Blood clots can kill. Know your risks and manage them.

 

Blood clots are no joke.

The toll is staggering: More than two million people in the US suffer serious blood clots each year, from deep vein thrombosis (DVT), pulmonary embolism (PE) or stroke.

Almost half a million of them die.

The most important way to protect yourself is to know your risks and manage them.

I had no idea I was at risk for blood clots until I had an ischemic (caused by a clot) stroke. Even as it happened, as the paramedics and the neurologist were telling I was having a stroke, I knew they were wrong:

Of course I’m not having a stroke, I wanted to tell him. Strokes are for the elderly, for smokers, for overweight couch potatoes. I’m forty-eight years old, fit, and perfectly healthy. But the words were trapped in my head.

Excerpt from A Stroke of Bad Luck and the Potholed Road to Recovery

I was the one who was wrong that day. I was fit, but I had several risk factors for blood clots that had never crossed my mind.

The first step in preventing blood clots is to know your risk.

Risk factors for blood clots:

  • Being over 60 years old
  • Having cancer
  • Obesity, especially with a BMI (body mass index) of 30 or more
  • Dehydration
  • Thrombophilia —any a condition that causes your blood to clot more easily than normal. Common causes of thrombophilia include:
    — genetic mutations such as Factor V Leiden, prothrombin 20210, or protein C or protein S deficiency
    — Acquired blood-clotting disorders such as antiphospholipid syndrome (APS)
    — High levels of homocysteine in the blood
  • Health problems such as heart disease, lung problems, or a serious infection
  • Having an autoimmune disease or another inflammatory condition
  • Personal history of blood clots: deep vein thrombosis (DVT),  pulmonary embolism (PE),  or stroke
  • Family history of blood clots
  • Taking birth control pills containing estrogen
  • Using hormone replacement therapy (HRT)
  • Varicose veins with phlebitis (inflammation)
  • Being pregnant or having given birth within the past 6 weeks
  • Being less mobile than normal, especially if you move around very little for more than 3 days
  • Having abdominal surgery or surgery for an inflammatory condition
  • Having any surgery that lasts more than an hour and a half, or more than an hour if it involves your legs or pelvis.
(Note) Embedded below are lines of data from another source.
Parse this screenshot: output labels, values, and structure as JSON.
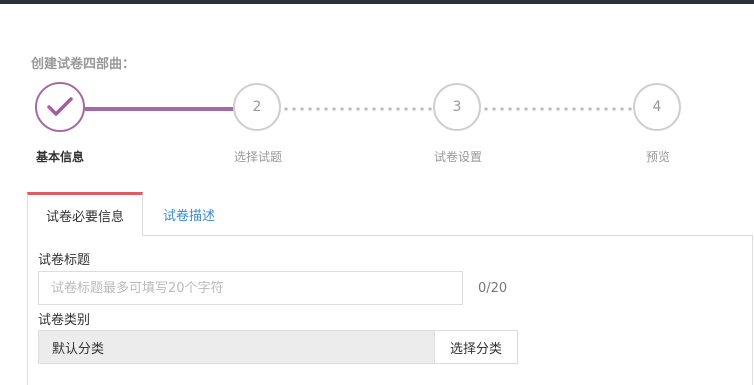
{
  "steps": {
    "title": "创建试卷四部曲：",
    "items": [
      {
        "number": "",
        "label": "基本信息",
        "state": "done"
      },
      {
        "number": "2",
        "label": "选择试题",
        "state": "pending"
      },
      {
        "number": "3",
        "label": "试卷设置",
        "state": "pending"
      },
      {
        "number": "4",
        "label": "预览",
        "state": "pending"
      }
    ],
    "accent_color": "#a46aa6"
  },
  "tabs": [
    {
      "label": "试卷必要信息",
      "active": true
    },
    {
      "label": "试卷描述",
      "active": false
    }
  ],
  "form": {
    "title_label": "试卷标题",
    "title_placeholder": "试卷标题最多可填写20个字符",
    "title_counter": "0/20",
    "category_label": "试卷类别",
    "category_value": "默认分类",
    "category_button": "选择分类"
  },
  "icons": {
    "step1": "checkmark-icon"
  }
}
Learn more about the risk and prevention of blood clots here:

Mayo Clinic: Risk Factors for DVT  and Risk Factors for Pulmonary Embolism
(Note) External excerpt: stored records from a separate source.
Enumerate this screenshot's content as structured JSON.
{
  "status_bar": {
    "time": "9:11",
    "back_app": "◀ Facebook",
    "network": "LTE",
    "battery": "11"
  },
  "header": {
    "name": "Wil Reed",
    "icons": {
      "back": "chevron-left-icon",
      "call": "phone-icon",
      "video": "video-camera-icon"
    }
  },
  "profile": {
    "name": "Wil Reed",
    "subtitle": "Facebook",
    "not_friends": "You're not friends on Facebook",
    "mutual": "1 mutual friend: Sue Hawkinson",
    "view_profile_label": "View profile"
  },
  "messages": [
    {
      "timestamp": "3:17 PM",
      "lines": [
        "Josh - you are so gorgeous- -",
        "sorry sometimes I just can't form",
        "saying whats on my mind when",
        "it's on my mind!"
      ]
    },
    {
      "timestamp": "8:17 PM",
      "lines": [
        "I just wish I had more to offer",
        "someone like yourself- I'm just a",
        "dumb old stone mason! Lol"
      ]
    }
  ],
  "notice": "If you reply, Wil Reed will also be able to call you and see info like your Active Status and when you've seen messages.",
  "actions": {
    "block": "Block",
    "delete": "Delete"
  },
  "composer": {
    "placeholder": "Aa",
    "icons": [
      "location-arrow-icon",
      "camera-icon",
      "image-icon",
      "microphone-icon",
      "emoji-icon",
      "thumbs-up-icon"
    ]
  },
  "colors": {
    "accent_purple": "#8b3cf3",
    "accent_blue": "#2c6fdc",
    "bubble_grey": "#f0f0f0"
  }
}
Lund University: Increased risk of blood clots on the lung (PE) for patients with autoimmune diseases

Clot Connect, sponsored by the Hemophilia and Thrombosis Center at the University of North Carolina at Chapel Hill: Symptoms, Risk Factors and Prevention

APS Foundation of America:  Risk Factors for DVT
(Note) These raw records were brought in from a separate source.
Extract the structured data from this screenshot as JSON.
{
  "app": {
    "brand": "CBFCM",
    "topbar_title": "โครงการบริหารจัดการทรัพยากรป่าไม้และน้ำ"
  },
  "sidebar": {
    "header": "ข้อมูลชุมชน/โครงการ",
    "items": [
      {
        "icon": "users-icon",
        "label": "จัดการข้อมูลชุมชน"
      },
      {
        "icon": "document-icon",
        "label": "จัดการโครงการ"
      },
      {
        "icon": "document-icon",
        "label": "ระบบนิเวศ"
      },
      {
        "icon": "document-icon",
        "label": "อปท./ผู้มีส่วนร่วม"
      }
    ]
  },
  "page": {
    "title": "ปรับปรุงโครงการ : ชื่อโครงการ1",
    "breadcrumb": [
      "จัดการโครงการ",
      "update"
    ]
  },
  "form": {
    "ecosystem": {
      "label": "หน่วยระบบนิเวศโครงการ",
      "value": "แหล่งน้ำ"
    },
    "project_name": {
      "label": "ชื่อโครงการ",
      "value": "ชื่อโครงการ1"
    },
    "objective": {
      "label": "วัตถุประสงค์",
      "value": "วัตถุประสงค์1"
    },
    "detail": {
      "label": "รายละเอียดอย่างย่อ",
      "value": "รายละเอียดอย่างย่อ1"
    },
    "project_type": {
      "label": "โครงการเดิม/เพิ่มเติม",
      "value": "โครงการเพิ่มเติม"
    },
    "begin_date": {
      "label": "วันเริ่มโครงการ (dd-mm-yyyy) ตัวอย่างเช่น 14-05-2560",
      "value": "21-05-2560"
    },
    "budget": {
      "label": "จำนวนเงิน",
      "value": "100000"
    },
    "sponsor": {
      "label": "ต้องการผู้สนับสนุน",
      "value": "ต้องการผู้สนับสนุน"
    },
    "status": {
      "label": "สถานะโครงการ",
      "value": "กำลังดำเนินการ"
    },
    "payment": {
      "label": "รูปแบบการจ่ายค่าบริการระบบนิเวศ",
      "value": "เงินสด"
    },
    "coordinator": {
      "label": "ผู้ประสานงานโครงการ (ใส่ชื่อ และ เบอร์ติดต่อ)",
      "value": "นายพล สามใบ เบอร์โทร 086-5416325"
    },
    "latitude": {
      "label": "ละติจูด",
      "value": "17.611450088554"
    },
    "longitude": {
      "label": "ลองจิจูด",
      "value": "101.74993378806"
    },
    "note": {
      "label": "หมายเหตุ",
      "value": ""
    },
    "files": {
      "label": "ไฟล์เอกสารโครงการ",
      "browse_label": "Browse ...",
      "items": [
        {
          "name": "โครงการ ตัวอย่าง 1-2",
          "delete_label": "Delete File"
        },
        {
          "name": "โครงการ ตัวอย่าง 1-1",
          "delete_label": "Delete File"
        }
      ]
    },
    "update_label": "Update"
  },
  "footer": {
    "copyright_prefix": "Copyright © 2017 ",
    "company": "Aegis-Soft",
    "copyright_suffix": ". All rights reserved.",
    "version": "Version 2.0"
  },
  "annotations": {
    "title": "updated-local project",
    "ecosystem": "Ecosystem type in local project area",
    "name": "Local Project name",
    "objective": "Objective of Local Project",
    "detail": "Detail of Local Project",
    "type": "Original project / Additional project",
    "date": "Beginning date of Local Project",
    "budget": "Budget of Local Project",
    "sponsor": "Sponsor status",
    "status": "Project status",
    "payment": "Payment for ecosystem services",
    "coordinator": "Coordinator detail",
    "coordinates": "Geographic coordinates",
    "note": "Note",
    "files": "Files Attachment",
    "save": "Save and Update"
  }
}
Prevent DVT.org: Assess Your DVT Risk

Coming next week on AnneSigmon.com: Strategies for preventing blood clots